EXPLODE!!! - That's how my friend cheered me on. I did it; lifted more explosively and it worked. I spent many training sessions practicing speed deadlifts. I focused on lifting with power, speed and explosiveness. Do you know what happened? The bar started flying off the ground. Even on my 1 RM attempts the speed off the floor was incredible! Some time later, while interpreting at Boris Sheiko's seminars I had to think of my explosiveness experience. Boris Sheiko stressed several times that powerlifting isn't about explosiveness and that the weight should be lifted slowly. I couldn't wrap my brain around it. Why is it wrong to be explosive? Explosiveness helped me to lift at least 10 kg more off the floor after all (to be fair I should mention that it was much more weight than I could ever lock out :P ).
As you may know, I am scientist, analytical thinker, problem solver…I put on my thinking cap and thought about explosiveness for a while.
It seems to me that there is a difference between explosiveness and speed the maximal force a lifter applies when going for the maximal attempt. Imagine, you apply your maximal force to your 1RM lift. The bar will move slowly, because it is heavy as hell. If you apply the same force to 50% of your 1RM, you will get speed and explosiveness. The bar will fly off the ground, because you apply your maximal strength to a sissy weight. The point is that you don't need to put your maximal strength into a 50% lift. Apply just as much force as needed for a particular lift. Anything above is waste of energy. Boris Sheiko pointed out that experienced lifters put just as much energy into a lift, as it is required to move the weight, no matter if 50% or 100% are on the bar.
My personal conclusion from the explosiveness confusion is that a lifter needs to learn how to apply maximal force in order to lift more. Doing speed lifts with light weight might be helpful for getting the feeling how to apply maximal force. However, it is not necessarily optimal. Explosive movements have the tendency to be fast, chaotic and imprecise. When you go for your maximal attempt; however, you should aim for perfect technique and optimal bar path. Rushing (= being fast and explosive) at the beginning of the movement increases the risk of getting into a suboptimal position and missing the lift. Does it make sense?
All good things must come to an end, so does my Boris Sheiko UK seminar series. I would like to complete it with Boris Sheikos powerful (but not explosive ;) ) advice for successful training:
"In my opinion, some of the most important factors are the ability to work hard and self-belief. I tell my students: "Hard work never goes to waste." In other words, hard work always yields good results. If an athlete doesn't believe in himself, doesn't believe in his abilities and that he can reach his goal, then he won't achieve anything."

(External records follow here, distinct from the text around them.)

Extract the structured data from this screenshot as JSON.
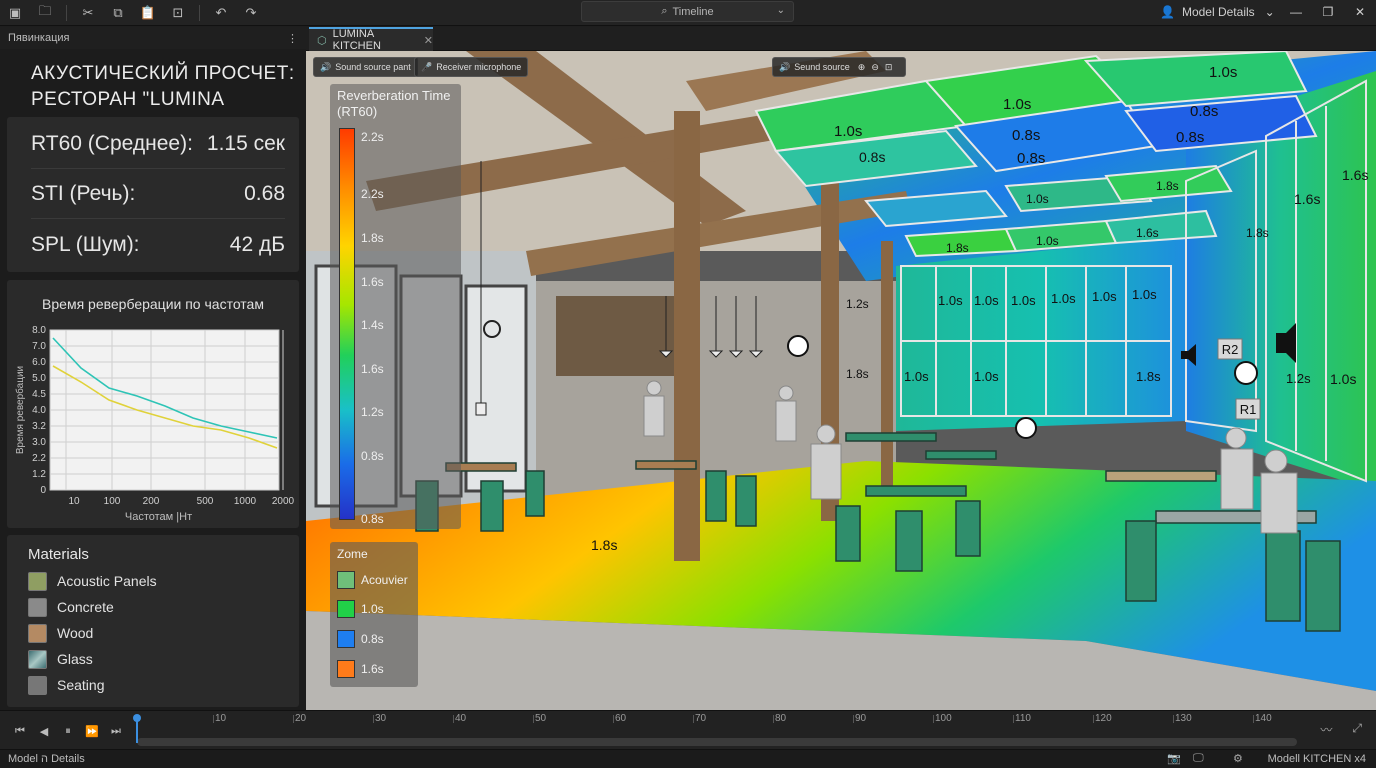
{
  "topbar": {
    "icons": [
      "app-logo-icon",
      "folder-icon",
      "cut-icon",
      "copy-icon",
      "paste-icon",
      "inspect-icon",
      "undo-icon",
      "redo-icon"
    ],
    "timeline_label": "Timeline",
    "model_details_label": "Model Details"
  },
  "left_panel": {
    "header": "Пявинкация",
    "report_title_line1": "АКУСТИЧЕСКИЙ ПРОСЧЕТ:",
    "report_title_line2": "РЕСТОРАН \"LUMINA KITCHEN\"",
    "metrics": [
      {
        "label": "RT60 (Среднее):",
        "value": "1.15 сек"
      },
      {
        "label": "STI (Речь):",
        "value": "0.68"
      },
      {
        "label": "SPL (Шум):",
        "value": "42 дБ"
      }
    ]
  },
  "chart_data": {
    "type": "line",
    "title": "Время реверберации по частотам",
    "xlabel": "Частотам |Нт",
    "ylabel": "Время ревербации",
    "x_tick_labels": [
      "10",
      "100",
      "200",
      "500",
      "1000",
      "2000"
    ],
    "y_tick_labels": [
      "0",
      "1.2",
      "2.2",
      "3.0",
      "3.2",
      "4.0",
      "4.5",
      "5.0",
      "6.0",
      "7.0",
      "8.0"
    ],
    "ylim": [
      0,
      8
    ],
    "series": [
      {
        "color": "#2ec4b6",
        "values": [
          7.6,
          6.1,
          5.1,
          4.7,
          4.2,
          3.6,
          3.2,
          2.9,
          2.6
        ]
      },
      {
        "color": "#e0d23a",
        "values": [
          6.2,
          5.4,
          4.5,
          4.0,
          3.6,
          3.2,
          3.0,
          2.6,
          2.1
        ]
      }
    ]
  },
  "materials": {
    "title": "Materials",
    "items": [
      {
        "label": "Acoustic Panels",
        "color": "#8f9e62"
      },
      {
        "label": "Concrete",
        "color": "#8a8a8a"
      },
      {
        "label": "Wood",
        "color": "#b48a63"
      },
      {
        "label": "Glass",
        "color": "#5f8a8c"
      },
      {
        "label": "Seating",
        "color": "#777777"
      }
    ]
  },
  "tab": {
    "label": "LUMINA KITCHEN"
  },
  "viewport": {
    "buttons": {
      "sound_source_paint": "Sound source pant",
      "receiver_microphone": "Receiver microphone",
      "sound_source": "Seund source"
    },
    "legend": {
      "title_line1": "Reverberation Time",
      "title_line2": "(RT60)",
      "ticks": [
        "2.2s",
        "2.2s",
        "1.8s",
        "1.6s",
        "1.4s",
        "1.6s",
        "1.2s",
        "0.8s",
        "0.8s"
      ]
    },
    "zones": {
      "title": "Zome",
      "items": [
        {
          "label": "Acouvier",
          "color": "#6fbf7a"
        },
        {
          "label": "1.0s",
          "color": "#21d048"
        },
        {
          "label": "0.8s",
          "color": "#1e7ef0"
        },
        {
          "label": "1.6s",
          "color": "#ff7b1a"
        }
      ]
    },
    "markers": {
      "r1": "R1",
      "r2": "R2"
    },
    "labels": {
      "floor": "1.8s",
      "c1": "1.0s",
      "c2": "1.0s",
      "c3": "1.0s",
      "c4": "0.8s",
      "c5": "0.8s",
      "c6": "0.8s",
      "c7": "0.8s",
      "c8": "0.8s",
      "c9": "1.8s",
      "c10": "1.0s",
      "c11": "1.6s",
      "c12": "1.8s",
      "c13": "1.0s",
      "w1": "1.0s",
      "w2": "1.0s",
      "w3": "1.0s",
      "w4": "1.0s",
      "w5": "1.0s",
      "w6": "1.0s",
      "w7": "1.0s",
      "w8": "1.0s",
      "w9": "1.8s",
      "w10": "1.2s",
      "w11": "1.8s",
      "r_a": "1.6s",
      "r_b": "1.6s",
      "r_c": "1.8s",
      "r_d": "1.0s",
      "r_e": "1.2s"
    }
  },
  "timeline": {
    "ticks": [
      "10",
      "20",
      "30",
      "40",
      "50",
      "60",
      "70",
      "80",
      "90",
      "100",
      "110",
      "120",
      "130",
      "140"
    ]
  },
  "status": {
    "left": "Model ה Details",
    "right": "Modell KITCHEN x4"
  }
}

Happy lifting and PRing :)
What? You would like to know more ? Ok, if you are hardcore powerlifter, I have a special bonus for you:
Powerlifting competition preparation - 5 things Boris Sheiko recommends